__PROBLEM DETAILS__
Find the lines below that include the word "caption" and report how many there are, with no other text.

(RECORDED INFORMATION Opens)

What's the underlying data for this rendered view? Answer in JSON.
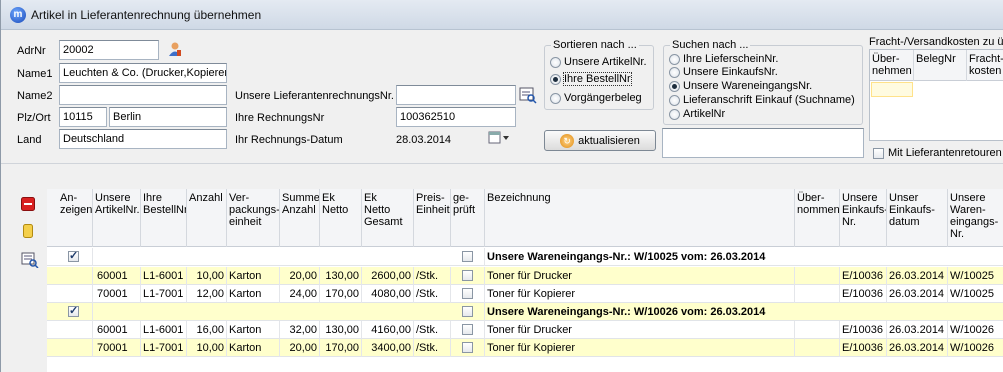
{
  "window": {
    "title": "Artikel in Lieferantenrechnung übernehmen"
  },
  "form": {
    "adrnr_label": "AdrNr",
    "adrnr_value": "20002",
    "name1_label": "Name1",
    "name1_value": "Leuchten & Co. (Drucker,Kopierer",
    "name2_label": "Name2",
    "name2_value": "",
    "plzort_label": "Plz/Ort",
    "plz_value": "10115",
    "ort_value": "Berlin",
    "land_label": "Land",
    "land_value": "Deutschland",
    "unsere_lrnr_label": "Unsere LieferantenrechnungsNr.",
    "unsere_lrnr_value": "",
    "ihre_rnr_label": "Ihre RechnungsNr",
    "ihre_rnr_value": "100362510",
    "datum_label": "Ihr Rechnungs-Datum",
    "datum_value": "28.03.2014"
  },
  "sortieren": {
    "caption": "Sortieren nach ...",
    "options": [
      "Unsere ArtikelNr.",
      "Ihre BestellNr",
      "Vorgängerbeleg"
    ],
    "selected": 1,
    "refresh_label": "aktualisieren"
  },
  "suchen": {
    "caption": "Suchen nach ...",
    "options": [
      "Ihre LieferscheinNr.",
      "Unsere EinkaufsNr.",
      "Unsere WareneingangsNr.",
      "Lieferanschrift Einkauf (Suchname)",
      "ArtikelNr"
    ],
    "selected": 2,
    "search_value": ""
  },
  "fracht": {
    "caption": "Fracht-/Versandkosten zu üb",
    "headers": [
      "Über-\nnehmen",
      "BelegNr",
      "Fracht-\nkosten"
    ],
    "retouren_label": "Mit Lieferantenretouren"
  },
  "grid": {
    "headers": [
      "An-\nzeigen",
      "Unsere\nArtikelNr.",
      "Ihre\nBestellNr",
      "Anzahl",
      "Ver-\npackungs-\neinheit",
      "Summe\nAnzahl",
      "Ek\nNetto",
      "Ek\nNetto\nGesamt",
      "Preis-\nEinheit",
      "ge-\nprüft",
      "Bezeichnung",
      "Über-\nnommen",
      "Unsere\nEinkaufs-\nNr.",
      "Unser\nEinkaufs-\ndatum",
      "Unsere\nWaren-\neingangs-\nNr."
    ],
    "rows": [
      {
        "type": "group",
        "checked": true,
        "bezeichnung": "Unsere Wareneingangs-Nr.: W/10025 vom: 26.03.2014"
      },
      {
        "type": "item",
        "artikel": "60001",
        "bestell": "L1-6001",
        "anzahl": "10,00",
        "vpe": "Karton",
        "summe": "20,00",
        "ek": "130,00",
        "gesamt": "2600,00",
        "pe": "/Stk.",
        "bezeichnung": "Toner für Drucker",
        "einkaufsnr": "E/10036",
        "datum": "26.03.2014",
        "wenr": "W/10025"
      },
      {
        "type": "item",
        "artikel": "70001",
        "bestell": "L1-7001",
        "anzahl": "12,00",
        "vpe": "Karton",
        "summe": "24,00",
        "ek": "170,00",
        "gesamt": "4080,00",
        "pe": "/Stk.",
        "bezeichnung": "Toner für Kopierer",
        "einkaufsnr": "E/10036",
        "datum": "26.03.2014",
        "wenr": "W/10025"
      },
      {
        "type": "group",
        "checked": true,
        "bezeichnung": "Unsere Wareneingangs-Nr.: W/10026 vom: 26.03.2014"
      },
      {
        "type": "item",
        "artikel": "60001",
        "bestell": "L1-6001",
        "anzahl": "16,00",
        "vpe": "Karton",
        "summe": "32,00",
        "ek": "130,00",
        "gesamt": "4160,00",
        "pe": "/Stk.",
        "bezeichnung": "Toner für Drucker",
        "einkaufsnr": "E/10036",
        "datum": "26.03.2014",
        "wenr": "W/10026"
      },
      {
        "type": "item",
        "artikel": "70001",
        "bestell": "L1-7001",
        "anzahl": "10,00",
        "vpe": "Karton",
        "summe": "20,00",
        "ek": "170,00",
        "gesamt": "3400,00",
        "pe": "/Stk.",
        "bezeichnung": "Toner für Kopierer",
        "einkaufsnr": "E/10036",
        "datum": "26.03.2014",
        "wenr": "W/10026"
      }
    ]
  },
  "colors": {
    "row_yellow": "#ffffcc",
    "accent": "#1848b8"
  }
}
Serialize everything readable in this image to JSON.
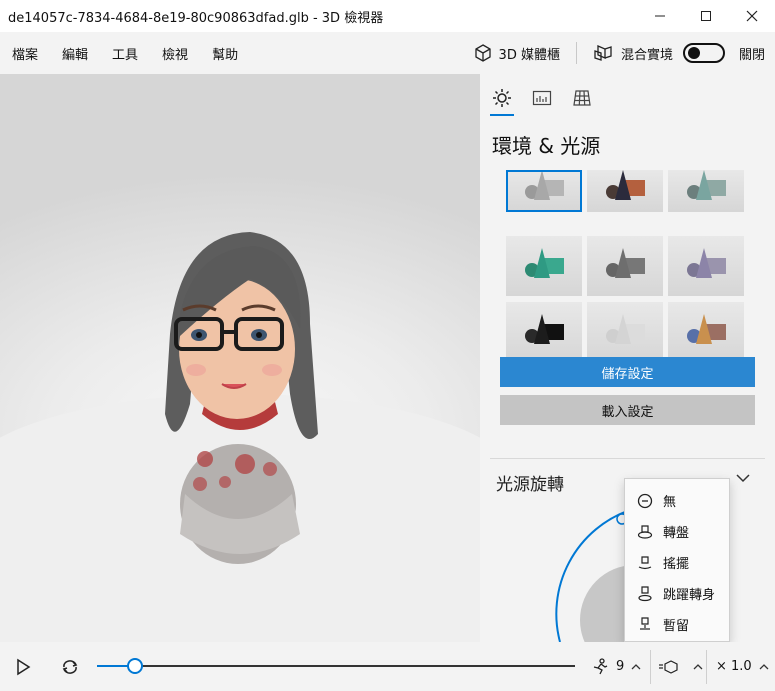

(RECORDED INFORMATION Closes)

__ANSWER BOX__
3